Facebook's vice president of messaging products David Marcus wrote a post detailing the social network's plans for its chat app, Facebook Messenger, in 2016 along with a list of five prophetic trends users could see in the imminent future.
Marcus claims "the disappearance of the phone number" will be the top trend as a result of old-communications styles beginning to phase out with the rise of new communications tools such as Facebook Messenger, WhatsApp and Viber (although he didn't mention the last two, obviously).
"Think about it: SMS and texting came to the fore in the time of flip phones. Now, many of us can do so much more on our phones; we went from just making phone calls and sending basic text-only messages to having computers in our pockets. And just like the flip phone is disappearing, old communication styles are disappearing too," Marcus wrote.
There's certainly validity to his case. Traditional phone numbers have seen a decline in importance thanks to the mobile phone and its ability to let you call your contacts without having to manually type in their number. In fact we struggle to reel off more than a handful of our contacts' number, let alone those people we've just met.
It's far easier to remember a person's name rather than their phone number and should you lose your mobile phone and not have saved your contacts it can be a nightmare trying to restore your phone book. If everyone was able to simply use their social media user name as their phone number it would make life a lot easier as "you can make video and voice calls while at the same time not needing to know someone's phone number".

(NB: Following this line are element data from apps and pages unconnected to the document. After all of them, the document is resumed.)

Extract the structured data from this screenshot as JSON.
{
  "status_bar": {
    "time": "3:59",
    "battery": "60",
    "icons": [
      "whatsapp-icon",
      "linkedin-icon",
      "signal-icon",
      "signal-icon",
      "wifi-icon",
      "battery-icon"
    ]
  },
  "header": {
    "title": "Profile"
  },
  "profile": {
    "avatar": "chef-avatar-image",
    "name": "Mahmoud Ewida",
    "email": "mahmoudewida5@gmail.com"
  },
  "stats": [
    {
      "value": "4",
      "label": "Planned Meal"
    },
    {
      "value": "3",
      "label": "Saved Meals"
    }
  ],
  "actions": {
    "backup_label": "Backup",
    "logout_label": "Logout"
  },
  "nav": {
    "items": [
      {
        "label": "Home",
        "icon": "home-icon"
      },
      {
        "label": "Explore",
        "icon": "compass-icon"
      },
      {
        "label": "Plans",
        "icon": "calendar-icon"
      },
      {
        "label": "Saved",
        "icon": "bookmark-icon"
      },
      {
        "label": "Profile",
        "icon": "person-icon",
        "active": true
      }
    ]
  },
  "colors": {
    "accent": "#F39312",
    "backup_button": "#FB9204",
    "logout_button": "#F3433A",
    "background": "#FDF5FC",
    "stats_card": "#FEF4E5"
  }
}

It's already happening now. If you want to try to contact someone but aren't able to get hold of their number people can just jump on Facebook or Twitter to drop them a message. Of course, phone numbers are private pieces of information we give out to those we trust but as with Facebook Messenger you can only contact people who you're already connected with.
When will we see the phone number disappear?
We very much doubt we'll see that happen in 2016. Giving someone your number will eventually be a thing of the past but those unique numerical identifiers are still crucial. What about those who don't have a mobile phone or who aren't on social media? Then there's contacting businesses and services – would we have to accept to be friends on social media in order to order a pizza? While businesses might be licking their lips at the thought, we're not.
The blog post champions how the social network has been significantly improving the way we communicate but the idea of killing off the phone number won't happen anytime soon.